• **TASK TO COMPLETE**:
What lines in the records include the string "credit"? Return each one.

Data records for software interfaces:
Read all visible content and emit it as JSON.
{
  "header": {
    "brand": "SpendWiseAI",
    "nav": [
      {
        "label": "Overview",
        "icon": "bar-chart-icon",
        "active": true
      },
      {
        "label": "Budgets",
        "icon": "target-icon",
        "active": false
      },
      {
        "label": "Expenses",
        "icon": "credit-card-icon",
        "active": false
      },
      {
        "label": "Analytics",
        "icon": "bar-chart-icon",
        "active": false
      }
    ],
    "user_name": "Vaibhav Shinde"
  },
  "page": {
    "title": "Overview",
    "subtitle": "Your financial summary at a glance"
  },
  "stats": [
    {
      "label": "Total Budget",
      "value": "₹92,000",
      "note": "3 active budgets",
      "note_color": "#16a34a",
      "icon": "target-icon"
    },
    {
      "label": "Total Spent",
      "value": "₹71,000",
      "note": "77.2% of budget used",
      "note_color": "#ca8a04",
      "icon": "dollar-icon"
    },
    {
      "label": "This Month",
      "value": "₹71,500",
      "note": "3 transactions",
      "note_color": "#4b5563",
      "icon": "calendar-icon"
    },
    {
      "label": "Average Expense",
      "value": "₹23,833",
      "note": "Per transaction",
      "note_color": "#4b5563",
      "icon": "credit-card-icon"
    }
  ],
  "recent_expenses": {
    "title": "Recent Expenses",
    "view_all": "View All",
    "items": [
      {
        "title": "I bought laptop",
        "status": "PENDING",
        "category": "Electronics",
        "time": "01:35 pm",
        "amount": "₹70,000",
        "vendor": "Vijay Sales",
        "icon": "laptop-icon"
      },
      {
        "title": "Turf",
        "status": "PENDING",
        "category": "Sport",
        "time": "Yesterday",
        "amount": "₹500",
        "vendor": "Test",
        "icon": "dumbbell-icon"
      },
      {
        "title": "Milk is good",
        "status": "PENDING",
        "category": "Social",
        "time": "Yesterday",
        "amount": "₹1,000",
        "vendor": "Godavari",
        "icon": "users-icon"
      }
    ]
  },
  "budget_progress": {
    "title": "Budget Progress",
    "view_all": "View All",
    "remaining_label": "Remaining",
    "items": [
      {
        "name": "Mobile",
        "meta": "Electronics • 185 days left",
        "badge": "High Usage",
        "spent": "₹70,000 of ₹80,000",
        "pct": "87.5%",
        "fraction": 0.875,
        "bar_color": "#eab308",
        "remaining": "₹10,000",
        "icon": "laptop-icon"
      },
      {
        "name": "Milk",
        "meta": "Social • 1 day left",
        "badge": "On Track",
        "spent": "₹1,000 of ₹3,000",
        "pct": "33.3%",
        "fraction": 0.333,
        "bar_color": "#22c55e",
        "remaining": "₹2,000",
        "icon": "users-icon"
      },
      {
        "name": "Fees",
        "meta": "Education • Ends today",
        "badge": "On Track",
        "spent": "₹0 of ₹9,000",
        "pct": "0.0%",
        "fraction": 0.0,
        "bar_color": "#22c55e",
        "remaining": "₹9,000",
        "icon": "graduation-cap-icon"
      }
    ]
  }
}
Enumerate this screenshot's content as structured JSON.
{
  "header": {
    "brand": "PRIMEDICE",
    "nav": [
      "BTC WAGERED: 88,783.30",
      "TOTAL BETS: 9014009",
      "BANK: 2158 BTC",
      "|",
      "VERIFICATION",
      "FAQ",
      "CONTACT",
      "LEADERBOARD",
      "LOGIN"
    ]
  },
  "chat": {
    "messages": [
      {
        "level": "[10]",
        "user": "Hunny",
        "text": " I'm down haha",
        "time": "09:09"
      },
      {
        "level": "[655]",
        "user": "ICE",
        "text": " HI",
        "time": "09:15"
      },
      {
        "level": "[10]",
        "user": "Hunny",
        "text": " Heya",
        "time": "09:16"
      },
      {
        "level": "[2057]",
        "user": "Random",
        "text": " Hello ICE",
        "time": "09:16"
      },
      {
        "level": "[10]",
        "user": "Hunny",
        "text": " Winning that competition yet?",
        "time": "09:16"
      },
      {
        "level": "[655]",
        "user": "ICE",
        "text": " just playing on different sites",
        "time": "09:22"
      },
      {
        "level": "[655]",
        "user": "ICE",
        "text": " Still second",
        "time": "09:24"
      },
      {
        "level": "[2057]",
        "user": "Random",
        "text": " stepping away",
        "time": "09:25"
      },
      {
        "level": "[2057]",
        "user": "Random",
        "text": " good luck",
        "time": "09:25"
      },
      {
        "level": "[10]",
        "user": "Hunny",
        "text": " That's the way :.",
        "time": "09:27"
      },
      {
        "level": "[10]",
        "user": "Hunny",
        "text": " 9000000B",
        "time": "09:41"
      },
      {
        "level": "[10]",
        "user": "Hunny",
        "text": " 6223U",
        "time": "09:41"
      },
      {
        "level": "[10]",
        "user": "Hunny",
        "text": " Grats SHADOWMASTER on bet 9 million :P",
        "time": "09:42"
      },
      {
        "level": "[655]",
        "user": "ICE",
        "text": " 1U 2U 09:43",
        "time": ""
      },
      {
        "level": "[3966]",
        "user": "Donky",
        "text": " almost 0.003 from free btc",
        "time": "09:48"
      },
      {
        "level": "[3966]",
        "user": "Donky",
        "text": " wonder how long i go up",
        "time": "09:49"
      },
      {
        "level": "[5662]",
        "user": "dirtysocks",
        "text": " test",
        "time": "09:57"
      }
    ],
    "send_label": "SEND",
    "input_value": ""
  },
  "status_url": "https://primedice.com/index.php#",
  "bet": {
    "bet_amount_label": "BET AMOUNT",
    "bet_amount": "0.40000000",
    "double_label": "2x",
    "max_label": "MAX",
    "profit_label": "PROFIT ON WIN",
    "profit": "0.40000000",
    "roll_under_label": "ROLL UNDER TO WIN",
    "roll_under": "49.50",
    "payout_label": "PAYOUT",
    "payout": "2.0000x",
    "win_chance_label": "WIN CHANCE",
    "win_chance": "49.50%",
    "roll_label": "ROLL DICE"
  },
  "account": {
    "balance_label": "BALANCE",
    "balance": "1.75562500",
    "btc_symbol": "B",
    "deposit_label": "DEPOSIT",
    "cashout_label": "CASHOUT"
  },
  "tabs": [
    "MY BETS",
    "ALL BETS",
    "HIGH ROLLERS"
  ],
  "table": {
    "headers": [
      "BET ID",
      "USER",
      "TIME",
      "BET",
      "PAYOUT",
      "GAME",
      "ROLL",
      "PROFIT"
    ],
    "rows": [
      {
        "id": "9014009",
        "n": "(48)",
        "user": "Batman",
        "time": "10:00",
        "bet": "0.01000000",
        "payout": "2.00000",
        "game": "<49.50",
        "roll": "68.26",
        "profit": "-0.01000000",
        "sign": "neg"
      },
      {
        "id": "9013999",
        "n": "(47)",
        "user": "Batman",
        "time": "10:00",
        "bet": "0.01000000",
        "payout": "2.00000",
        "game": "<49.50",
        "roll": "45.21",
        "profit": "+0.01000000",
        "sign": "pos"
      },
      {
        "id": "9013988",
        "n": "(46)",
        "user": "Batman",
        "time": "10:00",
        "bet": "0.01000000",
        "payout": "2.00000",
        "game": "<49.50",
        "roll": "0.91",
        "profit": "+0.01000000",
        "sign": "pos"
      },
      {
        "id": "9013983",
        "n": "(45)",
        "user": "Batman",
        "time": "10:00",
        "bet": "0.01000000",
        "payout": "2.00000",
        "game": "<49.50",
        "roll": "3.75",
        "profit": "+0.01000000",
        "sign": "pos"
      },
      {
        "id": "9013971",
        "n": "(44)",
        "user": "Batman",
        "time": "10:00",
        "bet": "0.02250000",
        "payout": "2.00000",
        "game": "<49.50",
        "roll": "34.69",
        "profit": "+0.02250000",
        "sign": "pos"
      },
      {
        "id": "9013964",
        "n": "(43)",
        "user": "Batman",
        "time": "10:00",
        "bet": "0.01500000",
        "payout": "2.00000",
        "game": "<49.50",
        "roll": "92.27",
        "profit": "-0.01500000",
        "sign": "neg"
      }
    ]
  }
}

• **TASK RESULT**:
        "icon": "credit-card-icon",
      "icon": "credit-card-icon"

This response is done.